**Exercise brief**
Determine how many lines in the records below contain "name", then state that number alone.

── Material for this exercise

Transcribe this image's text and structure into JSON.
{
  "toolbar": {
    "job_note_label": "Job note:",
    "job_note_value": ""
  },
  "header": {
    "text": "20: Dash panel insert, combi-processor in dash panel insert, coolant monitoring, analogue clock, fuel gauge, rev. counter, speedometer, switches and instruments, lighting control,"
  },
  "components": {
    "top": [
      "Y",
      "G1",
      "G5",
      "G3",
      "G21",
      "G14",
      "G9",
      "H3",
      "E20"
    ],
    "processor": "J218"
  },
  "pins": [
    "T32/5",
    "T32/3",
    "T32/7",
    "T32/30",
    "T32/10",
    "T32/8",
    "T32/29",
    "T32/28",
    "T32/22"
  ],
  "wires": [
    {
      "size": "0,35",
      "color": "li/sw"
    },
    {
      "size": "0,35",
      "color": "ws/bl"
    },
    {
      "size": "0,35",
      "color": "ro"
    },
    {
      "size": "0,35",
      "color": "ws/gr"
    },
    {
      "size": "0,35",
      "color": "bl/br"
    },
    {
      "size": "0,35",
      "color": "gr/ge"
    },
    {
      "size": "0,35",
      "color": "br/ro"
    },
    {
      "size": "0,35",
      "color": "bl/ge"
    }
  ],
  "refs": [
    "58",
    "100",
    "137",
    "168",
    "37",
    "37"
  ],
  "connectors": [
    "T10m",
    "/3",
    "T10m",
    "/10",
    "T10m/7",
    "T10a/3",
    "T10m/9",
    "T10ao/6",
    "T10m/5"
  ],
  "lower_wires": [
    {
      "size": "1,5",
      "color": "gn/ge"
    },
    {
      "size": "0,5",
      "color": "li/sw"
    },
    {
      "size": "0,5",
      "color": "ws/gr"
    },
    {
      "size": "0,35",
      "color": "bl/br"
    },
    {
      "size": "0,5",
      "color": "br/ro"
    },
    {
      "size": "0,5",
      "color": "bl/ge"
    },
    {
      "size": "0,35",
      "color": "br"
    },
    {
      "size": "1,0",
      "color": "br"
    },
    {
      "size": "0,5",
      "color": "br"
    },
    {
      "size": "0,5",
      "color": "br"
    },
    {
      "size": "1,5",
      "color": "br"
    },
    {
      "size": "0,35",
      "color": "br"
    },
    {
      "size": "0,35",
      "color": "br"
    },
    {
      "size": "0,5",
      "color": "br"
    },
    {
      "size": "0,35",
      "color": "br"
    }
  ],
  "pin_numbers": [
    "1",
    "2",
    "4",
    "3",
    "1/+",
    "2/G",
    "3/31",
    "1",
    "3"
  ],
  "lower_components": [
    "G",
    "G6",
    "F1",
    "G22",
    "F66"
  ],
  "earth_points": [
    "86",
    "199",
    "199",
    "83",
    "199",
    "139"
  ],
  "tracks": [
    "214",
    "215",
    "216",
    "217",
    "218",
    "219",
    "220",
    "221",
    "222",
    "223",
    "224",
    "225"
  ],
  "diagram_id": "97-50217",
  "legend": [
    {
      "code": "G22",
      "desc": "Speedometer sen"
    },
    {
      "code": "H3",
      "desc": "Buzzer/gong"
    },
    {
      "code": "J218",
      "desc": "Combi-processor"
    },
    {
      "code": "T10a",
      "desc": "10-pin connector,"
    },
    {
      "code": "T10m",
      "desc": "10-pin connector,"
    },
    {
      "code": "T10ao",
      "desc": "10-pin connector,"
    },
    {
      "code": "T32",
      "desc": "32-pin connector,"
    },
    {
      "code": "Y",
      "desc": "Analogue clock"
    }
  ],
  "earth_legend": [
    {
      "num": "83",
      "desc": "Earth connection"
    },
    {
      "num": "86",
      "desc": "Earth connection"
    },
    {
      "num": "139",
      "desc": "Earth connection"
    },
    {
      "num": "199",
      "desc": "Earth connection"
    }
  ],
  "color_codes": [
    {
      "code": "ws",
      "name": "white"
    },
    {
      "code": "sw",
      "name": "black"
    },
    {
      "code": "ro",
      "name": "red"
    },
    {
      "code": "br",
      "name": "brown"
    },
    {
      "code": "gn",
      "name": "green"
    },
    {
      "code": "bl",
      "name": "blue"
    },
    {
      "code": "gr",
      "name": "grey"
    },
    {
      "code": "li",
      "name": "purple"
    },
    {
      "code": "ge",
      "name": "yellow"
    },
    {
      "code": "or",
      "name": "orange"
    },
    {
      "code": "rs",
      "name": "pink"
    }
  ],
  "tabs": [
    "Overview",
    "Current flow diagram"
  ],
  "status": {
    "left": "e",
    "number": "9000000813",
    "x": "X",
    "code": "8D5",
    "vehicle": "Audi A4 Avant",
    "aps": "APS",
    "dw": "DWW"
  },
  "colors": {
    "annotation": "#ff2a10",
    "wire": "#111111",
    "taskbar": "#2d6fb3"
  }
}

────

**Output for this exercise**
11